Work out the count of lines in the entries below that include "active", and write only that count.

Data extracts Block Start

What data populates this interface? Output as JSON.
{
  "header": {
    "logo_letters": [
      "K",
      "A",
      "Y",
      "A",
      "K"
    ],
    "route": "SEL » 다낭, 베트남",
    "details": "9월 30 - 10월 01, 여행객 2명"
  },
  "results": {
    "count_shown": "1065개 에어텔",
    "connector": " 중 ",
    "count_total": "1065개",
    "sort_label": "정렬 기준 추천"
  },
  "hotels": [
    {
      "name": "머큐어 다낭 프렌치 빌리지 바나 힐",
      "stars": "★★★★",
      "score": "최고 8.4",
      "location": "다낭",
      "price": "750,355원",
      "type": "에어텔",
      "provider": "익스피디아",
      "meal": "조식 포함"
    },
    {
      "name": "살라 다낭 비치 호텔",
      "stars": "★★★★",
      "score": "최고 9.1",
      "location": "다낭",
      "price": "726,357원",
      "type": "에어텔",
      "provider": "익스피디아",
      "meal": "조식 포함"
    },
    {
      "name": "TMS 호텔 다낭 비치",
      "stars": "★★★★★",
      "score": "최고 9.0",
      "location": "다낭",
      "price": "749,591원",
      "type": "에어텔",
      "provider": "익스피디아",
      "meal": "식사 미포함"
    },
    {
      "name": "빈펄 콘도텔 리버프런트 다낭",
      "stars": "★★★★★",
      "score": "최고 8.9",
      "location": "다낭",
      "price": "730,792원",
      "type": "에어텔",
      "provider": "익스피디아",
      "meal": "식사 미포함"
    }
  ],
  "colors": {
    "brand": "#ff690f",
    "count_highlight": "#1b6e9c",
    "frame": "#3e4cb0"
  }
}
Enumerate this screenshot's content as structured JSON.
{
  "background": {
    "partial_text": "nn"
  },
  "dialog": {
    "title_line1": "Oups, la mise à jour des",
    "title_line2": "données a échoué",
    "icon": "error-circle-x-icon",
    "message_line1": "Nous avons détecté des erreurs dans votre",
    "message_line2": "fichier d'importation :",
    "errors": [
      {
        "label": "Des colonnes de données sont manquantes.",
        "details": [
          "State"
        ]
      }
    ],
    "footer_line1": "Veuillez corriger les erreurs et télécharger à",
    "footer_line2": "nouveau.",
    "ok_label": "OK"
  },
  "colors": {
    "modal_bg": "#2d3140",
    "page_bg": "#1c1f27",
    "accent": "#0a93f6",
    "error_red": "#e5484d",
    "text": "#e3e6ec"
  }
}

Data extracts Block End
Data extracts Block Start

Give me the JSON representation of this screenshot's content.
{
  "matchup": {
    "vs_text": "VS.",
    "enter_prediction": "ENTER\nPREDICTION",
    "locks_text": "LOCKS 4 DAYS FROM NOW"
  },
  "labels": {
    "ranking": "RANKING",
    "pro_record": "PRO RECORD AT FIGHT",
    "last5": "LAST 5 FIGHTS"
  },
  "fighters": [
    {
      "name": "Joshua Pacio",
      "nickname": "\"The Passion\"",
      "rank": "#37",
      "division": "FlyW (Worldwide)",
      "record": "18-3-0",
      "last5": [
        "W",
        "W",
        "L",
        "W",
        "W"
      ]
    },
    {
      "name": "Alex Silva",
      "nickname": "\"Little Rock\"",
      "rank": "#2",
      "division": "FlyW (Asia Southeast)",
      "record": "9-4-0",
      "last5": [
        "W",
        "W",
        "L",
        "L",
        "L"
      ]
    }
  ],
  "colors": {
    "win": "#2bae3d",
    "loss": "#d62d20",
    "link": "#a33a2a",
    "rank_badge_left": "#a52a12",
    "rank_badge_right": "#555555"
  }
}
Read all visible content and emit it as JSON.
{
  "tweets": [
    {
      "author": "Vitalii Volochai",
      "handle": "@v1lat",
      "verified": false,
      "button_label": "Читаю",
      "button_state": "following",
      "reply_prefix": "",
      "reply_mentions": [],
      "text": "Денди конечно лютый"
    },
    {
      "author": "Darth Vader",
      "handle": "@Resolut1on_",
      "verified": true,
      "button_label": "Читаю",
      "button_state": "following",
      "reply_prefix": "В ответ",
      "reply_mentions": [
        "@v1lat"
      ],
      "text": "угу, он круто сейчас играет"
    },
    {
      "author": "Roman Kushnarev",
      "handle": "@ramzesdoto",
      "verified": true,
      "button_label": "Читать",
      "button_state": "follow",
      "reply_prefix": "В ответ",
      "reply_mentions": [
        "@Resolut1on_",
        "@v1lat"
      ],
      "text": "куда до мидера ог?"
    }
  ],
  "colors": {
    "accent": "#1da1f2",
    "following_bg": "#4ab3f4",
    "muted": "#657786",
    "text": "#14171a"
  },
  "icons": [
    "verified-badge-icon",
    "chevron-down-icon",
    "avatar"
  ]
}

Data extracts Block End
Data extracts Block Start

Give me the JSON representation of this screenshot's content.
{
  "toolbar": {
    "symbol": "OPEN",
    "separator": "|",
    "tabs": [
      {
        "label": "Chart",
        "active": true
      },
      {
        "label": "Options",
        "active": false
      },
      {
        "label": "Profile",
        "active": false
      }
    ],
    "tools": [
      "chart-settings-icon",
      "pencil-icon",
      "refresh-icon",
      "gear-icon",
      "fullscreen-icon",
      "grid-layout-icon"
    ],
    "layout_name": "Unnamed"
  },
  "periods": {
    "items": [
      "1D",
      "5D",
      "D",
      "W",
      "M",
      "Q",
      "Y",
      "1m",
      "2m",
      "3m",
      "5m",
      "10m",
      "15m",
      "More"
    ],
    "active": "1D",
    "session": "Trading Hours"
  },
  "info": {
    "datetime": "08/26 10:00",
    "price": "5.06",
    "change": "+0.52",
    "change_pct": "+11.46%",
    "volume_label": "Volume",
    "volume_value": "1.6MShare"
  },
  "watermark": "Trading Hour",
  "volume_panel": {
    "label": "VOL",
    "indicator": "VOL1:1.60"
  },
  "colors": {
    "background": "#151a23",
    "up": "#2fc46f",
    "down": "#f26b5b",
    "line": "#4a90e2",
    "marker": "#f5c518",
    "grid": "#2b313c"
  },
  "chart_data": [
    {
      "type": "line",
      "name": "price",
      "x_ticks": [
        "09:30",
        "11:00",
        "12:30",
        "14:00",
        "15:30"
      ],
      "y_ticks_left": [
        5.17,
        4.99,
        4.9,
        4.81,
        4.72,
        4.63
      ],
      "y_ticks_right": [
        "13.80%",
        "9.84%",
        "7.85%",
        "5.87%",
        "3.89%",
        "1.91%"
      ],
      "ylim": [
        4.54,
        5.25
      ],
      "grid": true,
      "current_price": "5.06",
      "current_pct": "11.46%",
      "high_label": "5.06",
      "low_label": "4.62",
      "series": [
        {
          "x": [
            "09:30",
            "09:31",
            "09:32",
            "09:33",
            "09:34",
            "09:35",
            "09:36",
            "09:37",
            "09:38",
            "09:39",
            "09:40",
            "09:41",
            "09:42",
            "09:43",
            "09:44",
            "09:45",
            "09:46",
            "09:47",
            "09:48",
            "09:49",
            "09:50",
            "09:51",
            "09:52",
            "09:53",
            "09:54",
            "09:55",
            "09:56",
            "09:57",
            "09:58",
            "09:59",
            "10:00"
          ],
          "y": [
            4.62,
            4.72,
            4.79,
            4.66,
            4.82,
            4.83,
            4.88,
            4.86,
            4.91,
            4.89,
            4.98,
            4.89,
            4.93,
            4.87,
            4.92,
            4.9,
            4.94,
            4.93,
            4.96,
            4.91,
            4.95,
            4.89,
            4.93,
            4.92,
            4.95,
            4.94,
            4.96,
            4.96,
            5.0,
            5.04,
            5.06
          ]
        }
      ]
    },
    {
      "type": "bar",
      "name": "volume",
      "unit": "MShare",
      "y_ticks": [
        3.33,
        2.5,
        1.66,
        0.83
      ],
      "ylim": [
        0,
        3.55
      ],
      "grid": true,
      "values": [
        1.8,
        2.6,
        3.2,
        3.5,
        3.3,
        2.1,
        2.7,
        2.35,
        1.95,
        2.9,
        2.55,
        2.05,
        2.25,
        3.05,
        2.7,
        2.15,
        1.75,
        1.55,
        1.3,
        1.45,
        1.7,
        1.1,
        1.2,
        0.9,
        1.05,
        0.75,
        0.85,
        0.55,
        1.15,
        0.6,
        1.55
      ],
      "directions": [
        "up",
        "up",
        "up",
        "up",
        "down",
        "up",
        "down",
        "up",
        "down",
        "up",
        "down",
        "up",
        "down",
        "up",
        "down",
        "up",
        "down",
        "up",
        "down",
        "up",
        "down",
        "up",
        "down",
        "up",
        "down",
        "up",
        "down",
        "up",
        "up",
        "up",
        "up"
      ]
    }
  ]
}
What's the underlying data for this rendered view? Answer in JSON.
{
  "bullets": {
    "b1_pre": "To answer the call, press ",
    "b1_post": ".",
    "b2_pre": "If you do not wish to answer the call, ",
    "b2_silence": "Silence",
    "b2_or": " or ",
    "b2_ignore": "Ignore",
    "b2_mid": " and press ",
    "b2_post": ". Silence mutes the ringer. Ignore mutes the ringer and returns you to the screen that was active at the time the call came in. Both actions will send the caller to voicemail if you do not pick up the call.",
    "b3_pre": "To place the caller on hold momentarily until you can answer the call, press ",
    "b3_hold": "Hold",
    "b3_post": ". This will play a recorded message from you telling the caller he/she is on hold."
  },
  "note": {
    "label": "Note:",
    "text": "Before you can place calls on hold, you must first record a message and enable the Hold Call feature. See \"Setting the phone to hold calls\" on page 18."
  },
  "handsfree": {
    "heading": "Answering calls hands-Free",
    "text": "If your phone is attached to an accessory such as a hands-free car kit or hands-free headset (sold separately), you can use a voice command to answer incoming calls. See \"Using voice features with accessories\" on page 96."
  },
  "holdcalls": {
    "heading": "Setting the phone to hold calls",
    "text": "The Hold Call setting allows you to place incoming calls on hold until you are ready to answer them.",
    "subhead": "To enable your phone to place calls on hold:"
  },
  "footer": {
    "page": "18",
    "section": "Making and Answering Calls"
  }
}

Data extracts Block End

Result
5